Wellness Corner - Your words matter | Aga Khan Academies

Wellness Corner - Your words matter

06 January 2021

Your Words Matter 

Have you ever noticed how subtle differences in the way someone says something to you can provoke vast differences in your reactions? Or, how there are some people that you would do almost anything for and others that you feel outright defiant towards? Perhaps it’s your child who’s acting defiant towards you right now. If you find yourself inexplicably unable to ‘get through’ to your child and to manifest the positive behaviours we all so desperately seek, paying greater attention to your language might just be the key. Consider the below:

“Stop shouting”, “don’t interrupt me”, “no hitting”, “don’t talk to me like that”!

Is there anything you notice about these commands? Do they sound familiar?

Stop. Don’t. No.

How odd that we instinctively resort to negative language when trying to enforce positive behaviour. According to research, negative language is much harder for children to understand, as it requires what’s called ‘doubling processing’. When you tell a child “stop annoying your brother”, for example, they need to process what you’ve told them not to do and infer what they should do instead. This second level of inferential processing can be especially confusing for young children. Rather than continually drawing attention to what you don’t want your child to do, try reinforcing positive behaviours by making it clear what you do want them to do.

Stop shouting >> Quiet voice, please

Don’t interrupt me >> Please wait until I’ve finished speaking

No hitting >> Gentle hands, please

Don’t talk to me like that >> Please use kind words

Stop pinching your sister >> Let’s keep our hands to ourselves

Don’t take his toys >> Shall we find something else to play with until he’s finished?

No playing football in the house >> You can take the ball outside if you like

The positive language on the right, said in a kind and firm tone, helps encourage the behaviours and attitudes that we want to see in our children, such as patience and kindness. Positive language also shows our children that we believe in their capacity to behave, unlike the statements on the left, which do a better job of communicating our exhaustion with their misbehaviour and potentially our own inability to manage our frustration!

Paying attention to the language we use when talking to our children is a foundational aspect of Positive Discipline, an approach founded by Dr Jane Nelsen based on the work of Alfred Adler and Rudolf Dreikurs.
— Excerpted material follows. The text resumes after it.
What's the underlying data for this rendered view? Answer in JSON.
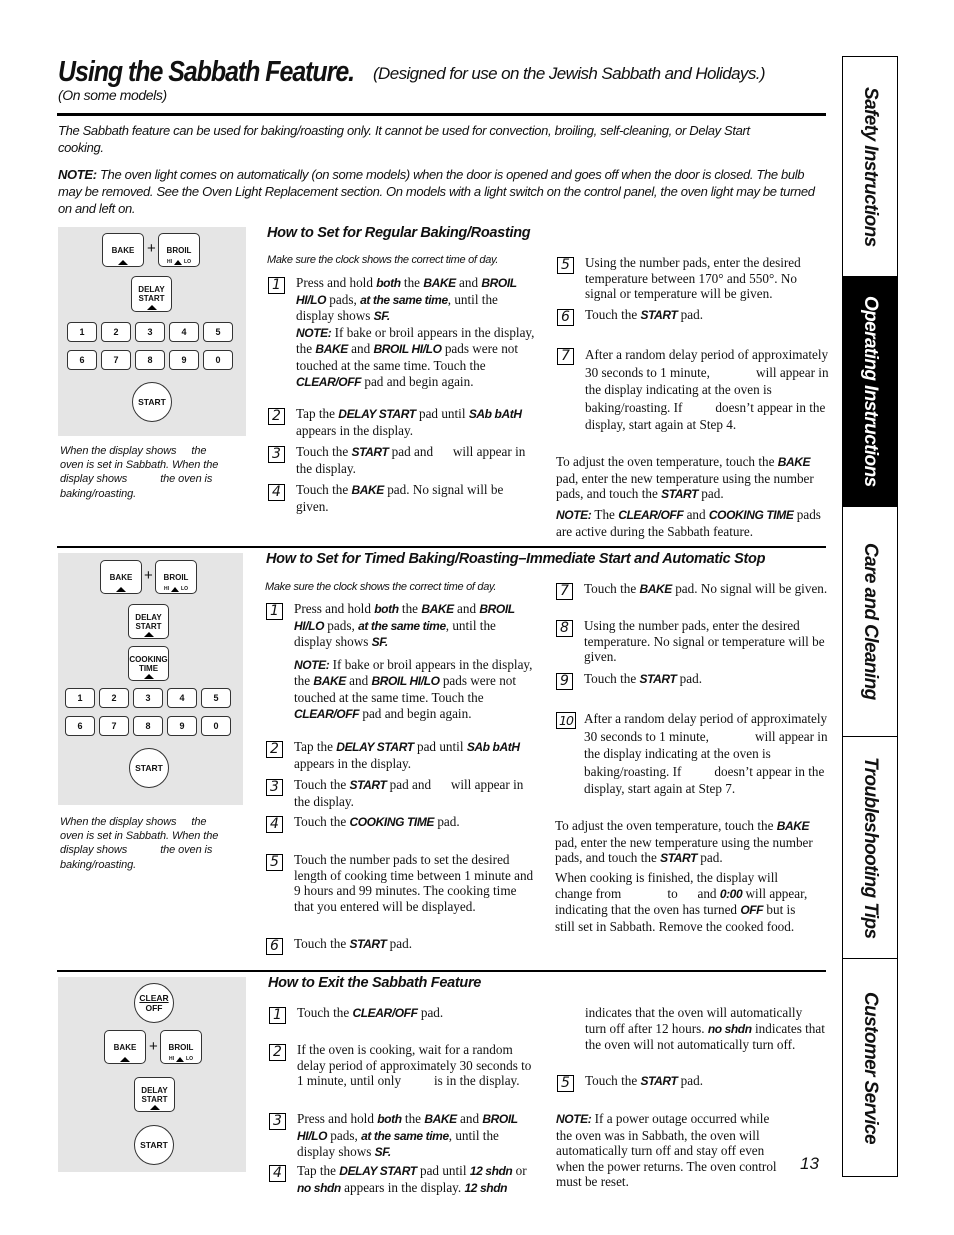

I’ll be hosting Masterclasses on Positive Parenting approaches later this term and hope to see some of you there! Invite coming your way shortly.